(MATERIAL TO PROCESS Opens)

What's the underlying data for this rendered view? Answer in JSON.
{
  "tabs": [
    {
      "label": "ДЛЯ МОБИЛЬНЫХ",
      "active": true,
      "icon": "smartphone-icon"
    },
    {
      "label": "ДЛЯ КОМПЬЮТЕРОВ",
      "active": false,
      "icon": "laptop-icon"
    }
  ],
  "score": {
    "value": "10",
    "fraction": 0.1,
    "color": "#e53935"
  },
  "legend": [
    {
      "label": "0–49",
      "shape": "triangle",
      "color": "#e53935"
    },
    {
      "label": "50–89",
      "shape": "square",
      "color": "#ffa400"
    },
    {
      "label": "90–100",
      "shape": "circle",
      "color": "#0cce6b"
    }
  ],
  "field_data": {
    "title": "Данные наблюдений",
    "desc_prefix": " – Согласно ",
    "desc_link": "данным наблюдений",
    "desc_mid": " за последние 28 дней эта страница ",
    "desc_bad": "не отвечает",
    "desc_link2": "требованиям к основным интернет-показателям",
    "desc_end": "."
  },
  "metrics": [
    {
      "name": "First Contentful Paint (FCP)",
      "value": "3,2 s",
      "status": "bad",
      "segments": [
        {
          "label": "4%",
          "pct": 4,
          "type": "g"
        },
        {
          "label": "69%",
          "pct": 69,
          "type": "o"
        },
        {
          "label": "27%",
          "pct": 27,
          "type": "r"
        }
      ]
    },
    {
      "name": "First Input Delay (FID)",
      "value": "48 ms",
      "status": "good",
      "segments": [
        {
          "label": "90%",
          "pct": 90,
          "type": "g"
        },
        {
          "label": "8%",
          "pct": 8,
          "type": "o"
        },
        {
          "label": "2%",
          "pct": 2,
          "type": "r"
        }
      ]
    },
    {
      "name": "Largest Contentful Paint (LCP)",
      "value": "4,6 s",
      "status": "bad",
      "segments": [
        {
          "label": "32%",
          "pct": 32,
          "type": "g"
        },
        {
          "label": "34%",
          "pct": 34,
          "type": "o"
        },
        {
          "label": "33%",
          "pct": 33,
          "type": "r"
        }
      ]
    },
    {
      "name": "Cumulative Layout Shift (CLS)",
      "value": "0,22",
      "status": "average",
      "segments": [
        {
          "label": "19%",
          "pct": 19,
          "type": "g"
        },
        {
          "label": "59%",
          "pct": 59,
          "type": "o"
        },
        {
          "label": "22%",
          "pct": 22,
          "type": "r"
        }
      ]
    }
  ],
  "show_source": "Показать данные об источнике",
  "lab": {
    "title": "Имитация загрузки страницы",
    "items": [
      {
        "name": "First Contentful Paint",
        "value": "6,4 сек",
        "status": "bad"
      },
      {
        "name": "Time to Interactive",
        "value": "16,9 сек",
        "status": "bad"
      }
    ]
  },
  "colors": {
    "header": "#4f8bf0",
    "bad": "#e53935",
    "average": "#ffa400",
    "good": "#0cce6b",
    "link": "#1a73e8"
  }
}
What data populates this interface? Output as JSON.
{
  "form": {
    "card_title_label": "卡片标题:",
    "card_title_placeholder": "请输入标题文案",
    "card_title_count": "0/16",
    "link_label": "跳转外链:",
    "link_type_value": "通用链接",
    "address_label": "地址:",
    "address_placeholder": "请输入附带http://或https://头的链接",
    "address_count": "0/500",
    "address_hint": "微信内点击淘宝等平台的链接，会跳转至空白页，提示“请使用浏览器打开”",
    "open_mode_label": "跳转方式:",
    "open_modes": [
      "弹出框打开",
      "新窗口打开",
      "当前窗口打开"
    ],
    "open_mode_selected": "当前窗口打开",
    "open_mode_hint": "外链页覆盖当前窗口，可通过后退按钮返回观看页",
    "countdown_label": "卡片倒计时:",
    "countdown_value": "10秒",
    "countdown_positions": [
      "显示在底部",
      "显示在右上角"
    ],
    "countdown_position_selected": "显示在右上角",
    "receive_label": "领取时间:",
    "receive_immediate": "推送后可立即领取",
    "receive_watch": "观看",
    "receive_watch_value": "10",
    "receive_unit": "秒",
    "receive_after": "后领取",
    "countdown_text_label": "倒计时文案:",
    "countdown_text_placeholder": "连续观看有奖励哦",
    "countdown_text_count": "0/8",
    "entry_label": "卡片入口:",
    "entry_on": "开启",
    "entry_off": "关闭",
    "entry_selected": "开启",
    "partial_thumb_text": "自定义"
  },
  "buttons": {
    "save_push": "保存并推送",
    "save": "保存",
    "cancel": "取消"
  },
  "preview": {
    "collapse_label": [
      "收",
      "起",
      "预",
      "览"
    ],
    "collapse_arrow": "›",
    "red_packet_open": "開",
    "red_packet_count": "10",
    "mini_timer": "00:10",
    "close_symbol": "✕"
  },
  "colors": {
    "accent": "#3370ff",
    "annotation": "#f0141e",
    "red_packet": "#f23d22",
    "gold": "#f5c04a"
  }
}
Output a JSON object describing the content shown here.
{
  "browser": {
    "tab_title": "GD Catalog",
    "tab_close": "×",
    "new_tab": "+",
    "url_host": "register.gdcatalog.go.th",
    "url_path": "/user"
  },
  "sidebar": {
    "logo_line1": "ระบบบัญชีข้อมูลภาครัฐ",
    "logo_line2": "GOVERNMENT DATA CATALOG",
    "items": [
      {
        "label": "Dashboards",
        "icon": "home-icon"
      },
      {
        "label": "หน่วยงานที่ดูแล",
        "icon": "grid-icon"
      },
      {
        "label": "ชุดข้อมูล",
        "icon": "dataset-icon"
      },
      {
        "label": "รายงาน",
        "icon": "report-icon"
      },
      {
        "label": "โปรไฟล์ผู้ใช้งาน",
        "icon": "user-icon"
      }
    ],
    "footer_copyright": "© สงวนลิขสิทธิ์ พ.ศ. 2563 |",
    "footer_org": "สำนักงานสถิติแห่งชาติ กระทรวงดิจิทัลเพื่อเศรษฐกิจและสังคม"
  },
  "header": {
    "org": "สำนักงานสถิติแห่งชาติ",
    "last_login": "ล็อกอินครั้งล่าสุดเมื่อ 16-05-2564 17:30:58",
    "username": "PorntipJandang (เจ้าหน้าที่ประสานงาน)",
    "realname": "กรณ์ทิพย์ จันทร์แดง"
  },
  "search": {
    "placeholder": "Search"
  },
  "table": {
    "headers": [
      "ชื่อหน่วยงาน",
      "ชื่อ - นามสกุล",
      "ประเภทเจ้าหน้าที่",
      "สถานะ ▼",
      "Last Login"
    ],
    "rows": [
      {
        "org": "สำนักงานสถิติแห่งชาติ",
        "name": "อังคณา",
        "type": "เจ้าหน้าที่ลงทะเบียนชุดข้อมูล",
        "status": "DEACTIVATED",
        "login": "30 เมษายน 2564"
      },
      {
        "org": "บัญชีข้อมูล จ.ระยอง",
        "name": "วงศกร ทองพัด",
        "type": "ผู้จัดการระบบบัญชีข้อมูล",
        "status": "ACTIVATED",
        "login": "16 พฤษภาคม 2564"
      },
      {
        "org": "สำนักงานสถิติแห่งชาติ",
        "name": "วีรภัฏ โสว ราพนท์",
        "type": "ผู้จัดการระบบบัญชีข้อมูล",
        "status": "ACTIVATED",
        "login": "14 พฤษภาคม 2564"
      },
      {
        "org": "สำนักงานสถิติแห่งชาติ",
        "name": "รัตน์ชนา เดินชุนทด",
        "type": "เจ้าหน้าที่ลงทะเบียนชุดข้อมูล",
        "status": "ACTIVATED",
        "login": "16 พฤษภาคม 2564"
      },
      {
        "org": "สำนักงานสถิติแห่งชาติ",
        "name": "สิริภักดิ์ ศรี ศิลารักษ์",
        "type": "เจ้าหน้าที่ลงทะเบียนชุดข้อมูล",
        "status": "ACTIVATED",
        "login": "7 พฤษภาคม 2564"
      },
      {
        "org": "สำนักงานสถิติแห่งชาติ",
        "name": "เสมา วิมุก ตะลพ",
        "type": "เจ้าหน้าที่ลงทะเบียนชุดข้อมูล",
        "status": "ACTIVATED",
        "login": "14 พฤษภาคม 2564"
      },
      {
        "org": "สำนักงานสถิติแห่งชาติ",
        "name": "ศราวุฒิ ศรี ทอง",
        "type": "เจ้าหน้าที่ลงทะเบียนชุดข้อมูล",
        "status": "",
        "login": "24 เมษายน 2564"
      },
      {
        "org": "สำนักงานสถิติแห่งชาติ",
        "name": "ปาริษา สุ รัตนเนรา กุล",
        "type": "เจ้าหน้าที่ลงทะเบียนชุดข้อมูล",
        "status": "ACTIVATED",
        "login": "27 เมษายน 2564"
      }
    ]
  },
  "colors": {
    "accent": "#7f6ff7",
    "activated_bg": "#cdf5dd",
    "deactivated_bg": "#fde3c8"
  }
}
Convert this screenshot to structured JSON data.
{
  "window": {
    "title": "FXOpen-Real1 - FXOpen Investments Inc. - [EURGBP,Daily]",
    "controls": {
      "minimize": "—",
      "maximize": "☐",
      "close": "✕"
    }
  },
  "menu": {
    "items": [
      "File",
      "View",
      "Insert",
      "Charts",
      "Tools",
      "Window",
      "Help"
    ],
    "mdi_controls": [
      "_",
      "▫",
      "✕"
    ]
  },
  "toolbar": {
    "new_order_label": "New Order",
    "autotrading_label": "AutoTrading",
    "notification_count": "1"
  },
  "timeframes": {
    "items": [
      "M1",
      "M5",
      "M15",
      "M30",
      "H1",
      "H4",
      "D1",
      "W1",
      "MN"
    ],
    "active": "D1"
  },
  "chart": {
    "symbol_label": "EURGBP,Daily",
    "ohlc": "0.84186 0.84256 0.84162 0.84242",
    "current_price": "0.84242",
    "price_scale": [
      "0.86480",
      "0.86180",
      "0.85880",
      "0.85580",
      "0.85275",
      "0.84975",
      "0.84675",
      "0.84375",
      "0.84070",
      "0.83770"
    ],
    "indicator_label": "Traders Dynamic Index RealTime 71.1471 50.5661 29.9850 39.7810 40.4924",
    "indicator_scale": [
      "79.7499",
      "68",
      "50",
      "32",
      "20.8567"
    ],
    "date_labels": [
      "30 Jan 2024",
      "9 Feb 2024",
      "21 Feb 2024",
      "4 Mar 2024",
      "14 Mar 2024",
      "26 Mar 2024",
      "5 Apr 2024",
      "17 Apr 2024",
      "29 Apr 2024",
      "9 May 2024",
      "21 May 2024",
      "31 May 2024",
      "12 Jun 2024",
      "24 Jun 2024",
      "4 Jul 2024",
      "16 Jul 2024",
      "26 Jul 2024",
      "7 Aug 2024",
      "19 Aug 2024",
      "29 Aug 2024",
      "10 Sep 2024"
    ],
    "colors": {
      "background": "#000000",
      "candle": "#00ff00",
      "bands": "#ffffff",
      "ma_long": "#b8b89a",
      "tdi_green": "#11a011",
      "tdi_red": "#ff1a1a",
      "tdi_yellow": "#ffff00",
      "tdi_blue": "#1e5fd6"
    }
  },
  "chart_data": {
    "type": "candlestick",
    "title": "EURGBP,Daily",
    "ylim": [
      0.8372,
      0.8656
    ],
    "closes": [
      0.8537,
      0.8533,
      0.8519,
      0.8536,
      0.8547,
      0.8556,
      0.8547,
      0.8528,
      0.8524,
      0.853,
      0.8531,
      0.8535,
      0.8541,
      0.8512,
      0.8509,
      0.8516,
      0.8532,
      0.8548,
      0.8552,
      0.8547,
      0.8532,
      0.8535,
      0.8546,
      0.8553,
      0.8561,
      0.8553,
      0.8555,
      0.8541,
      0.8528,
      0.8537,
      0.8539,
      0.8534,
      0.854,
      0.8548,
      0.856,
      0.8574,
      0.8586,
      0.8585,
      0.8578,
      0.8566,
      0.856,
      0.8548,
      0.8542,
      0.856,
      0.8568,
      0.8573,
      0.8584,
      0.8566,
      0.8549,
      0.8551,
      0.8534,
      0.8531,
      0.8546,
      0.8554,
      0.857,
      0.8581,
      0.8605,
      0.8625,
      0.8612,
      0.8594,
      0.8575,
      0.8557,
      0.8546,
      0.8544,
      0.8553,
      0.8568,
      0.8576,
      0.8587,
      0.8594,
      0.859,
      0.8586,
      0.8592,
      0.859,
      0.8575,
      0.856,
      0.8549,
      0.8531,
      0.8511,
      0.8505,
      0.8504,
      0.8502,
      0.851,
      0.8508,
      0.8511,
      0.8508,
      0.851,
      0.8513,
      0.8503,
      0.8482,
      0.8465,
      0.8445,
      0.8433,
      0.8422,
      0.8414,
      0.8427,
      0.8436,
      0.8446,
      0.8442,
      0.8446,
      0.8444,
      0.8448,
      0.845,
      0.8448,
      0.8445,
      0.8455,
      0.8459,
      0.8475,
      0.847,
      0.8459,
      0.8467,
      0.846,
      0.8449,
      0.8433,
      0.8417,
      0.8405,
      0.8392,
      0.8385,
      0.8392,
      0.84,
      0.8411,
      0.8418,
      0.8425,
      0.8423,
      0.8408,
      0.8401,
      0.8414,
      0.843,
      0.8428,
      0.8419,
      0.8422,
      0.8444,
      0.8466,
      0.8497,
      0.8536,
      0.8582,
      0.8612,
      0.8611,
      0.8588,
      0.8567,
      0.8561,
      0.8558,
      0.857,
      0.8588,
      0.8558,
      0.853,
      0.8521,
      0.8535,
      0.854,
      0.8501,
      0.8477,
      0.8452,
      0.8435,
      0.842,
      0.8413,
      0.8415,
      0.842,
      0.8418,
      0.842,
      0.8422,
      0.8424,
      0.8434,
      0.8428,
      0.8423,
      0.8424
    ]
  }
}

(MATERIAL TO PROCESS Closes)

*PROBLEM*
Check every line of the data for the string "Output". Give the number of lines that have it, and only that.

*ANSWER FOR THE TASK*
2